| Risk Factors
Scarlet fever is an infection caused by a type of bacteria. This bacterial infection produces a
sore throat, fever, and a specific rash. The bacterial infection is very treatable with antibiotics.
Sore Throat Due to Inflammation
© 2009 Nucleus Medical Art, Inc.
Scarlet fever is caused by Group A beta-hemolytic
Streptococcus pyogenes. This type of bacteria produces a toxin that causes a rash. Scarlet fever usually develops in conjunction with
A risk factor is something that increases your chance of getting a disease or condition.
Risk factors include:
- Untreated strep infection
- Close contact with someone who has an untreated strep infection

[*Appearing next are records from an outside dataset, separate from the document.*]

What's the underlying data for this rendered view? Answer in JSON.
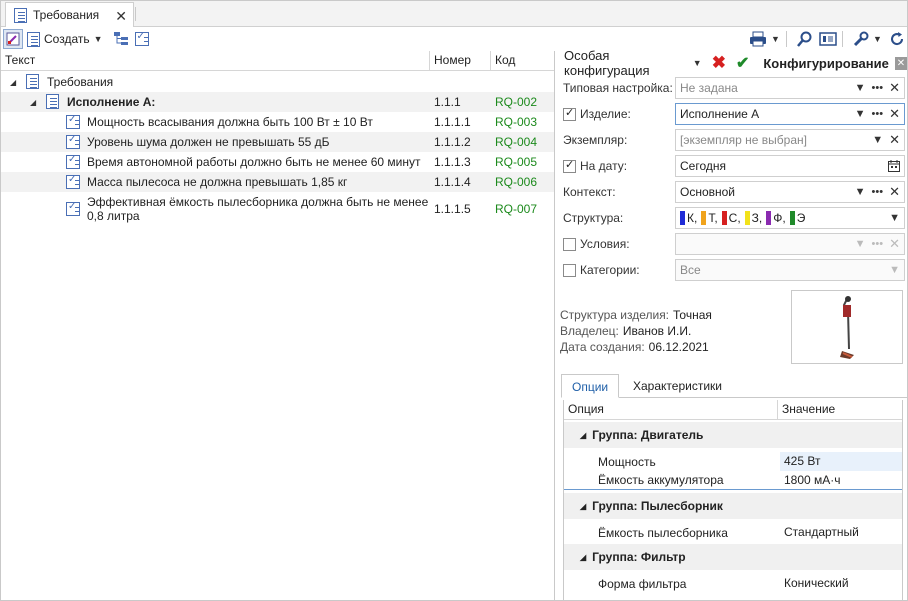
{
  "tab": {
    "title": "Требования",
    "close": "✕"
  },
  "toolbar": {
    "create_label": "Создать"
  },
  "tree": {
    "columns": [
      "Текст",
      "Номер",
      "Код"
    ],
    "root_label": "Требования",
    "group": {
      "text": "Исполнение А:",
      "num": "1.1.1",
      "code": "RQ-002"
    },
    "items": [
      {
        "text": "Мощность всасывания должна быть 100 Вт ± 10 Вт",
        "num": "1.1.1.1",
        "code": "RQ-003"
      },
      {
        "text": "Уровень шума должен не превышать 55 дБ",
        "num": "1.1.1.2",
        "code": "RQ-004"
      },
      {
        "text": "Время автономной работы должно быть не менее 60 минут",
        "num": "1.1.1.3",
        "code": "RQ-005"
      },
      {
        "text": "Масса пылесоса не должна превышать 1,85 кг",
        "num": "1.1.1.4",
        "code": "RQ-006"
      },
      {
        "text": "Эффективная ёмкость пылесборника должна быть не менее",
        "text2": "0,8 литра",
        "num": "1.1.1.5",
        "code": "RQ-007"
      }
    ]
  },
  "config": {
    "mode": "Особая конфигурация",
    "title": "Конфигурирование",
    "fields": {
      "typical": {
        "label": "Типовая настройка:",
        "value": "Не задана"
      },
      "product": {
        "label": "Изделие:",
        "value": "Исполнение А"
      },
      "instance": {
        "label": "Экземпляр:",
        "value": "[экземпляр не выбран]"
      },
      "date": {
        "label": "На дату:",
        "value": "Сегодня"
      },
      "context": {
        "label": "Контекст:",
        "value": "Основной"
      },
      "structure": {
        "label": "Структура:"
      },
      "conditions": {
        "label": "Условия:"
      },
      "categories": {
        "label": "Категории:",
        "value": "Все"
      }
    },
    "structure_tags": [
      {
        "label": "К,",
        "color": "#1f2bd6"
      },
      {
        "label": "Т,",
        "color": "#f0a31c"
      },
      {
        "label": "С,",
        "color": "#d62020"
      },
      {
        "label": "З,",
        "color": "#f2e21a"
      },
      {
        "label": "Ф,",
        "color": "#8a2ab0"
      },
      {
        "label": "Э",
        "color": "#1f8a2a"
      }
    ],
    "info": {
      "structure_label": "Структура изделия:",
      "structure_value": "Точная",
      "owner_label": "Владелец:",
      "owner_value": "Иванов И.И.",
      "created_label": "Дата создания:",
      "created_value": "06.12.2021"
    },
    "tabs": [
      "Опции",
      "Характеристики"
    ],
    "options": {
      "columns": [
        "Опция",
        "Значение"
      ],
      "groups": [
        {
          "name": "Группа: Двигатель",
          "rows": [
            {
              "name": "Мощность",
              "value": "425 Вт"
            },
            {
              "name": "Ёмкость аккумулятора",
              "value": "1800 мА·ч"
            }
          ]
        },
        {
          "name": "Группа: Пылесборник",
          "rows": [
            {
              "name": "Ёмкость пылесборника",
              "value": "Стандартный"
            }
          ]
        },
        {
          "name": "Группа: Фильтр",
          "rows": [
            {
              "name": "Форма фильтра",
              "value": "Конический"
            }
          ]
        }
      ]
    }
  }
}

- Overcrowded environments, or close proximity, such as a daycare facility, school, or home
The first symptoms of scarlet fever are usually sore throat and fever.
Scarlet fever has a specific rash. Small red spots usually appear on the neck and chest within 24-48 hours after the illness starts. This rash will spread quickly to the abdomen, arms, and legs. The rash feels rough, like sand paper. If you press down on the red areas, they will turn pale under the pressure. There may also be flushing in the face with paleness around the mouth. Elbows, underarms, and other body crease areas may have red streaks called "Pastia's lines." The rash then fades. The skin peels for as long as several weeks.

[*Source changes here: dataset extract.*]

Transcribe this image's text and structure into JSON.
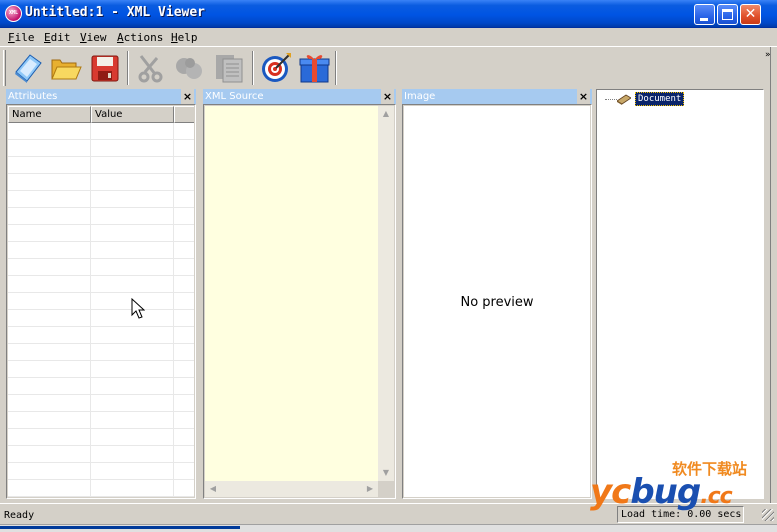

Additional symptoms can include:
- Swollen glands in the neck
- Pain in the abdomen
- Bright red tongue ("strawberry tongue")
- Body aches
Your doctor will ask about your symptoms and medical history. A physical exam will be done. The back of your throat will be swabbed for testing. The sample may be sent to a lab for a throat culture. A rapid strep antigen test ("rapid" strep test) may be done in the office. Your doctor will make the diagnosis if you have the scarlet fever bacterial infection and rash.
The infection that causes scarlet fever can be treated with an antibiotic. It is important to take all the prescribed medication. Doing so will prevent scarlet fever from returning, and also prevent complications. People with an active strep infection are usually contagious until the antibiotic has been taken for at least 24 hours.
In rare cases, untreated strep throat infection may cause:
Damage to the heart and joints (
Damage to the kidneys (
- Spread of the infection to other areas such as the ears, sinuses, or lungs
- Streptococcal toxic shock syndrome
- Local abscess
Steps to prevent scarlet fever include:
- Getting early treatment for strep infections, including strep throat
- Avoiding contact with people who have untreated strep infections
- Washing your hands frequently
P, Shulman ST. Group A streptococcal infections.
Pediatrics in Review. 2006;27:99-104.
Kleigman RM, Behrman RE, eds.
Nelson Textbook of Pediatrics. 18th ed. Philadelphia PA: Saunders; 2007.
McKinnon HD Jr, Howard T. Evaluating the febrile patient with a rash.
Am Fam Physician. 2000;62:804.
Pediatrics, scarlet fever.
eMedicine Journal. 2001 Jun 8.
Scarlet fever. EBSCO DynaMed website. Available at:
https://dynamed.ebscohost.com. Updated October 10, 2012. Accessed November 21, 2012.
Last reviewed March 2013 by Brian Randall, MD
Please be aware that this information is provided to supplement the care provided by your physician. It is neither intended nor implied to be a substitute for professional medical advice. CALL YOUR HEALTHCARE PROVIDER IMMEDIATELY IF YOU THINK YOU MAY HAVE A MEDICAL EMERGENCY. Always seek the advice of your physician or other qualified health provider prior to starting any new treatment or with any questions you may have regarding a medical condition.
Copyright © EBSCO Publishing. All rights reserved.